A somewhat hapless yokel finds a big suitcase of cash that obviously belongs to people with a casual approach to life and death and attempts to stay one step ahead of the tireless killer sent to retrieve it in No Country for Old Men, a Coen brothers Western, of sorts, set in 1980s Texas.

Llewellyn Moss (Josh Brolin) is rather unsuccessfully hunting deer in the open country when he comes upon a whole different kind of prey and predator ó in the valley below a plateau he sees a small circle of cars surrounded by several dead bodies (including one of a dog) from what appears to be a recent shootout. On closer examination, Llewellyn finds that the shootout was recent enough that the truck full of drugs that was probably the source of the dispute is still there, and one man is alive and asking for water. Llewellyn, who tells the man he doesnít have any water, keeps on walking, following a trail father out, and comes upon the body of another man next to a case of money.

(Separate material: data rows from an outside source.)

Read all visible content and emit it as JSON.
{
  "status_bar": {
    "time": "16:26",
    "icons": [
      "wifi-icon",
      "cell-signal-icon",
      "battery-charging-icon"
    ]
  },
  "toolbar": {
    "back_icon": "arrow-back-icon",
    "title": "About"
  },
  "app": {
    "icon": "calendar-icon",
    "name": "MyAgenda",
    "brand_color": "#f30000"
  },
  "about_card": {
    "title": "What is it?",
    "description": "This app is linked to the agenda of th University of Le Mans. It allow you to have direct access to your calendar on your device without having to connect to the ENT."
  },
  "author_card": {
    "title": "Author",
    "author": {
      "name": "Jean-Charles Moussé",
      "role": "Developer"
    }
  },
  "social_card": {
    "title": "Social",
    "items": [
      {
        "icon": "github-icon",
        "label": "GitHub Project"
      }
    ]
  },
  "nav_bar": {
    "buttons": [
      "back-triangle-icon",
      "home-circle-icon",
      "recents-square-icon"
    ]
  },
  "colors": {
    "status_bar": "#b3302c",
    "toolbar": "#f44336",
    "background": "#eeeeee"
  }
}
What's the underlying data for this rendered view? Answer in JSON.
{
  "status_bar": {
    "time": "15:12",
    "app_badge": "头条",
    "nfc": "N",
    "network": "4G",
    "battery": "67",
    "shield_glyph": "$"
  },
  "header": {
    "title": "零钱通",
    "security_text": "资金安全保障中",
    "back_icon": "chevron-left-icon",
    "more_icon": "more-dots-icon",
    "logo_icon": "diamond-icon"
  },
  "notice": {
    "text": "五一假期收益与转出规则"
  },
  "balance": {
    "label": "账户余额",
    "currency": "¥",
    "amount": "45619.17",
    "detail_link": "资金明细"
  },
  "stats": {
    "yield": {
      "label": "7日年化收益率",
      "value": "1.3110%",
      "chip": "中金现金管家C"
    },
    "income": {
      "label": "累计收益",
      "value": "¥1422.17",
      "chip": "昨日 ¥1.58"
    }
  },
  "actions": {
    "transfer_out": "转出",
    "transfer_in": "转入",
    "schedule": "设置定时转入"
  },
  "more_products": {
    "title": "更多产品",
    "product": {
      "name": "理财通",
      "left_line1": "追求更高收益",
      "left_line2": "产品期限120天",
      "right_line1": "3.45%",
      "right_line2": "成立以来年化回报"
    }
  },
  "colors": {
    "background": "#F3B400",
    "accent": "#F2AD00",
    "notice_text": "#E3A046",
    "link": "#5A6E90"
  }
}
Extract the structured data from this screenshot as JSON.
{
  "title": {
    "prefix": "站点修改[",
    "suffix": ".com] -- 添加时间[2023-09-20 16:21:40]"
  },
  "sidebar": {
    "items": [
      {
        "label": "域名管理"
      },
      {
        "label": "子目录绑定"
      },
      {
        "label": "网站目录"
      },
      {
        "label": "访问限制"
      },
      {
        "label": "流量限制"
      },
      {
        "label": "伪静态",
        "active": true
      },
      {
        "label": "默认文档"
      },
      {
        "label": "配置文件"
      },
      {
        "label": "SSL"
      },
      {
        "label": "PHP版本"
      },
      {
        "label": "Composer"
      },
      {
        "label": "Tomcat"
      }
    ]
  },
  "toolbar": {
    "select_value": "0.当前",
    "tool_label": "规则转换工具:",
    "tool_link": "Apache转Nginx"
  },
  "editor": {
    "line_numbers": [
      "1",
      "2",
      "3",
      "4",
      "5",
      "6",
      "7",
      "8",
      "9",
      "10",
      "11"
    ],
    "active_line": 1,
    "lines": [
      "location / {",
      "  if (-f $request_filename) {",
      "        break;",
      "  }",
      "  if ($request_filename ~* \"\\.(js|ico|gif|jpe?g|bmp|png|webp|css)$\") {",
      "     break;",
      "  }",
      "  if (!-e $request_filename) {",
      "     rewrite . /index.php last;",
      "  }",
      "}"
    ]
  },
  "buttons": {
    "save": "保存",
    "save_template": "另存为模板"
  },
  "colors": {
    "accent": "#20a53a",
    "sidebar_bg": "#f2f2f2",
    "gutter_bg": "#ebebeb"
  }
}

Even Llewellyn realizes taking the money is a stupid thing to do but he does it anyway. Later, after telling his wife Carla Jean (Kelly Macdonald) about his find, he lays awake at night and then decides to do another stupid thing: return to the scene of the shootout and bring the dying man some water. Naturally, by the time he hikes back out to the site, having left his truck on the ridge, Llewellyn is not alone. A group that we come to know only as ďthe MexicansĒ gets a good look at the truck (pulling off the VIN number for later identification) and then comes gunning for Llewellyn.

He gets away but knows he canít rest long. The next day, Llewellyn packs Carla Jean off to her motherís house and himself hits the road, waiting to see who will follow him.

Llewellyn doesnít do so badly for a novice (as far as we know) at being hunted by assassins, but one of the men after him is clearly an expert ó at tracking, at killing and at being crazy. Anton Chigurh (Javier Bardem) kills with the same air gun (of the sort used to kill cattle) he uses to pop locks off doors. He is methodical and unemotional, yet so bloodthirsty that he will flip a coin to decide whether or not to kill a man for merely asking him about the weather.

Tracking Anton and Llewellyn and trying to predict what both will do next is Sheriff Bell (Tommy Lee Jones). Heís world-weary and yet shocked at the enormous bloodletting he sees over this one prolonged chase. Sheriff of the same small-town-filled county for years, Bell tries to convince Carla Jean to let him help Llewellyn.

Itís a mess, ainít it, sheriff, a deputy says to Sheriff Bell when they arrive at one of the scenes of death and destruction.

ďIf it ainít, itíll do ítil the mess gets here,Ē Tommy Lee Jones says in that perfect, tight-lipped Texas accent.

No Country for Old Men is full of such understatement and dry humor (and something about the scene does make that line faintly humorous). But this isnít just the usual Coen brothers quirkiness. There is a believable and terrifying amount of unstoppable death in this gritty movie, which plays like a Western but without (for the most part) the horses or the possibility for redemption at the end. We know, when Bell tells us early on that he doesnít ďeven know how to take its measureĒ about the crimes heís witnessed, that there will be no tidiness in the story.

Jonesí performance is the very best of that kind of quiet, man-on-a-quest character that he regularly plays and Bardem plays deliciously against type (this coming Friday, heíll star in a romance) as the human personification of the kind of vicious wolf the dying man tells Llewellyn he fears when Llewellyn first stumbles upon the thirsty man at the scene of the shootout. But itís Brolinís performance that truly makes the film. He tries to keep his head despite being extremely outmatched and manages to give off the air both that heís going to be OK and that he has no idea what heís doing. We ride this crazy deathmobile with Llewellyn ó and Brolin makes him fascinating company.

Part of what makes this movie work is how beautifully well put together it is. Two hours of tense action might seem like a long time but not when youíre watching this movie ó it thoroughly draws you in and keeps you hanging on each frame. The movie is shot to give us the full dirty, bloody picture and yet manages to make this hard landscape and these brutal actions look wonderful, in the same scary way that Unforgiven made its terrible settings look great.

So far, two of the best movies this year have used Western motifs, either referentially in a modern story, like in this movie, or in a recreation of the Old Movie West, as in 3:10 to Yuma. Iím not sure what this says about our times that, at least in the movies, weíre once again pushing west with all its dangers, chance for adventure and high- risk fortune, but itís thrilling to watch stories where thereís still plenty of wildness left in the frontier. A

Rated R for strong graphic violence and some language. Directed by Ethan Coen and Joel Coen and written by the Coen brothers from a novel by Cormac McCarthy, No Country for Old Men is two hours and two minutes long and is distributed in limited release by Miramax Films and Paramount Vantage